__Prompt__
Pull out every line below containing the word "dcss".

### Working data

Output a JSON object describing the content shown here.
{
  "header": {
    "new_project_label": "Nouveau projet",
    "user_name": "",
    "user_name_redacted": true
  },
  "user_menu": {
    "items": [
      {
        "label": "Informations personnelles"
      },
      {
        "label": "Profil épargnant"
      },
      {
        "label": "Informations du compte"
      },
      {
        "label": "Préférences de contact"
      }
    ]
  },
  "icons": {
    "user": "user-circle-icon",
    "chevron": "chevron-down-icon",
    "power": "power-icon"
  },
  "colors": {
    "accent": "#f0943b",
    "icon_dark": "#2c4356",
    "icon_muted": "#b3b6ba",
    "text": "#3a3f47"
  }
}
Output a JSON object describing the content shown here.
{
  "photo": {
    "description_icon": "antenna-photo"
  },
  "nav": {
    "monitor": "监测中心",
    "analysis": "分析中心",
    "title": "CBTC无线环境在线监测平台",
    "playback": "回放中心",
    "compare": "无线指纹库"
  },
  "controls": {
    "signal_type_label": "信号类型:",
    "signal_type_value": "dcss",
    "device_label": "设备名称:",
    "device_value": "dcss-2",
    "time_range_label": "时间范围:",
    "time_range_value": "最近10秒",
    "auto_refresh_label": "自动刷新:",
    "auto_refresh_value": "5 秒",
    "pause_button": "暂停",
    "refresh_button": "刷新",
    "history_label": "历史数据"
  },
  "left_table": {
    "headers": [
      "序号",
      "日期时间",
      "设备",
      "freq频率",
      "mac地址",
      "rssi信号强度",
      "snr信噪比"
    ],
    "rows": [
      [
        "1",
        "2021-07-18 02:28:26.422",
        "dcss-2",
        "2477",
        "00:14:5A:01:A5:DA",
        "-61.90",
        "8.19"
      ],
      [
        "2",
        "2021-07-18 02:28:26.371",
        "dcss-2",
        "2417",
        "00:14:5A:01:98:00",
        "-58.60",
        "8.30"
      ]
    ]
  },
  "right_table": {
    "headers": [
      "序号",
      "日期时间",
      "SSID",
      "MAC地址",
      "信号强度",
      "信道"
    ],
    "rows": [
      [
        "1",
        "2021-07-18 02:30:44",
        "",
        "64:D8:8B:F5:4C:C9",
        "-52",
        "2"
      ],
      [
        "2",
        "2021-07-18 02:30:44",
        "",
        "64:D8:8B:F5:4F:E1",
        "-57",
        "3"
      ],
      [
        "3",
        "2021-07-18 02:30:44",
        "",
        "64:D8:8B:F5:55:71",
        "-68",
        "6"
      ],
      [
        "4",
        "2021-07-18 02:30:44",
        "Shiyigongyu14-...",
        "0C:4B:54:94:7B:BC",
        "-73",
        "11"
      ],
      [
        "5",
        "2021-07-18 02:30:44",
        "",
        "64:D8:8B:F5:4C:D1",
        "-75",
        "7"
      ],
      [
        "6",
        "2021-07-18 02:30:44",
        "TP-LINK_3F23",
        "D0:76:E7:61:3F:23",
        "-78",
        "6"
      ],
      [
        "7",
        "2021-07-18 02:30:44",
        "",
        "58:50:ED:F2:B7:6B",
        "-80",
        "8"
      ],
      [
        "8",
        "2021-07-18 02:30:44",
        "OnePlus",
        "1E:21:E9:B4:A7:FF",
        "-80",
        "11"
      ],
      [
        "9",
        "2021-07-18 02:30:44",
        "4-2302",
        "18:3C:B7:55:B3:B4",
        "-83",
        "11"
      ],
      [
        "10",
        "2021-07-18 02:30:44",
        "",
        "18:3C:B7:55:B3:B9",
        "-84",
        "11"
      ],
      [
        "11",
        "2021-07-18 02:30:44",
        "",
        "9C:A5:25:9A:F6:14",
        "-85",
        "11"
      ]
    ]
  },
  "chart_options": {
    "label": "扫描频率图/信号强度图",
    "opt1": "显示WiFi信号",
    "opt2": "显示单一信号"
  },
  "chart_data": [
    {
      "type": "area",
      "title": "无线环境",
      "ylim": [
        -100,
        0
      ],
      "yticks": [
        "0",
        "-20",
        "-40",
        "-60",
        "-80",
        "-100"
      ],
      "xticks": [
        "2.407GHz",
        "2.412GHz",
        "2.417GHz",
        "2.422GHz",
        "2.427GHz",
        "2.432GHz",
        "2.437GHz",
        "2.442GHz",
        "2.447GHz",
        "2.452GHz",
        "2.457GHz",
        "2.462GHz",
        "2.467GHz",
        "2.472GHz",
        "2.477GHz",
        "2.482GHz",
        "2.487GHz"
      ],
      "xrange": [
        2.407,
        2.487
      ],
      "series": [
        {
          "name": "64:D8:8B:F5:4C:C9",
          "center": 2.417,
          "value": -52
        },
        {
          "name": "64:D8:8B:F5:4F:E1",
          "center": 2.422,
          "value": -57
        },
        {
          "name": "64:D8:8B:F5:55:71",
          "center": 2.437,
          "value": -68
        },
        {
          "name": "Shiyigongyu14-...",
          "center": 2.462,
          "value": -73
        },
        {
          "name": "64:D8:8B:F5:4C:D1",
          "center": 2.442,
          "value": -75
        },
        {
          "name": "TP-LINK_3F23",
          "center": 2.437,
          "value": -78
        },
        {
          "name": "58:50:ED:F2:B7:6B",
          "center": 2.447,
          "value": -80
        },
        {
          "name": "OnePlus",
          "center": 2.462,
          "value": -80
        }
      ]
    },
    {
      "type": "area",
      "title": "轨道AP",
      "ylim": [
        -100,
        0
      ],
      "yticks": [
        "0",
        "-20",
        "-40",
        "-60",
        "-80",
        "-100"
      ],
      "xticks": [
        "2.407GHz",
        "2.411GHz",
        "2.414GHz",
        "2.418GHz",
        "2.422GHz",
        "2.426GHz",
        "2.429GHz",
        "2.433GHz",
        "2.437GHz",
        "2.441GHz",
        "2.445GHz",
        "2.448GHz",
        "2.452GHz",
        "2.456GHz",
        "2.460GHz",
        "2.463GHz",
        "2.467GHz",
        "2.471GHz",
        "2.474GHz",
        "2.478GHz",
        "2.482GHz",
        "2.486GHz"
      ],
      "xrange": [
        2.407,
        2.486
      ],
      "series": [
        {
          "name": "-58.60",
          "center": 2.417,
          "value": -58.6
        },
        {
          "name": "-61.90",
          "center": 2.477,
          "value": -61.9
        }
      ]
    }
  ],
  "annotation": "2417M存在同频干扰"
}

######

__Response to the exercise__
    "signal_type_value": "dcss",
    "device_value": "dcss-2",
        "dcss-2",
        "dcss-2",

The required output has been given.